TEACH CHILDREN RESPECT, NOT RAGE
By Kimberlee K. Kovach, Chair of the ABA Section of Dispute Resolution,
and Jack Hanna, Director of the ABA Section of Dispute Resolution
We are a busy nation. We scurry around with our over-committed schedules, and too
often dispense with civility in our an attempt to save time. We cut one another off in traffic. We
bump into one another on the street. We pursue our personal and business agendas without the
slightest regard for other people. Our children see that we care little for our fellow Americans.
Similarly, our politicians play scorched earth games with one another and generally
demonstrate a supreme disregard for civil or reasoned discourse. There is no limit to what our
leaders will say about one another. And guess what -- there are children listening and watching!
The average child entering fifth grade has seen hundreds of thousands of acts of violence
on television.
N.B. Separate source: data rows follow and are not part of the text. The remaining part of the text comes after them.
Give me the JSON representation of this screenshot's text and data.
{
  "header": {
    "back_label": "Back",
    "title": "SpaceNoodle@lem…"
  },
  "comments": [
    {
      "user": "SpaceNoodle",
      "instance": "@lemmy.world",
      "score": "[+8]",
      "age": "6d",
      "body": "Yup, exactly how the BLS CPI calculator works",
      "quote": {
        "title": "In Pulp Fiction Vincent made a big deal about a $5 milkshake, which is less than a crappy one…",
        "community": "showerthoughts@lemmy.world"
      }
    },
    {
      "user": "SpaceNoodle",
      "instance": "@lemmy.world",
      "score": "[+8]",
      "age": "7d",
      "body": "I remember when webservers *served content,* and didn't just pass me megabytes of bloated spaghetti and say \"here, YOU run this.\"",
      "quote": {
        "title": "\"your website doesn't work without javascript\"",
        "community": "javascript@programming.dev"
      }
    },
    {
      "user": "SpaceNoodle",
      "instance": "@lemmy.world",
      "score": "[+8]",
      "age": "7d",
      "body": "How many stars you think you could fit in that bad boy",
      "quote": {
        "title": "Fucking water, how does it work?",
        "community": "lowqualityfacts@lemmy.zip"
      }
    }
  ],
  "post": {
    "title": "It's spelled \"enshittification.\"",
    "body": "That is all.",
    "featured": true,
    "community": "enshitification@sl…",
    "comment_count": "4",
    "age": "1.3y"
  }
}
This barrage of violence continues throughout their school years, and many
psychologists believe that it desensitizes youth to witnessing violence.
When this omnipresent violence is coupled with the demonstrated incivility among
adults and the easy availability of guns in our nation, tragedy can result. The tragic incident in
the Arkansas schoolyard provides us an excellent opportunity to reflect on what we can do, as a
society, to lower the decibel level and encourage constructive discourse and problem solving.
We must move toward a more civil society. We need to turn down the volume on our
voices, remove the hate from our speech, and begin to teach a radical concept to our children --
that each human being has value, and that such value deserves respect.
Peer mediation programs in schools can help. They teach students how to listen to one
another, how to solve conflict without violence, how to manage anger, communication skills,
self respect, trust, and how to express feelings in a constructive manner. The American Bar
Association is doing its small share to promote peer mediation -- volunteer lawyers in 21 cities
are working to bring peer mediation to schools that cannot afford to hire a private organization
to implement a program, or that do not have volunteer programs available in their communities.
Skills learned through peer mediation can be used not only in the schools, but in the students'
neighborhoods and throughout their lives.
Peer mediation programs alone won't end school violence. But they can go a long way
toward returning us to the more respectful approach to human interaction we seem to have lost.
Until we increase the positives in the sum of influences on our children, we will be left with only
the negatives -- lack of civility in everyday interaction, media violence, gutter politics, and the
ready availability of guns. The ABA encourages community leaders to start mediation programs
in their schools, and to make training in conflict resolution available to parents.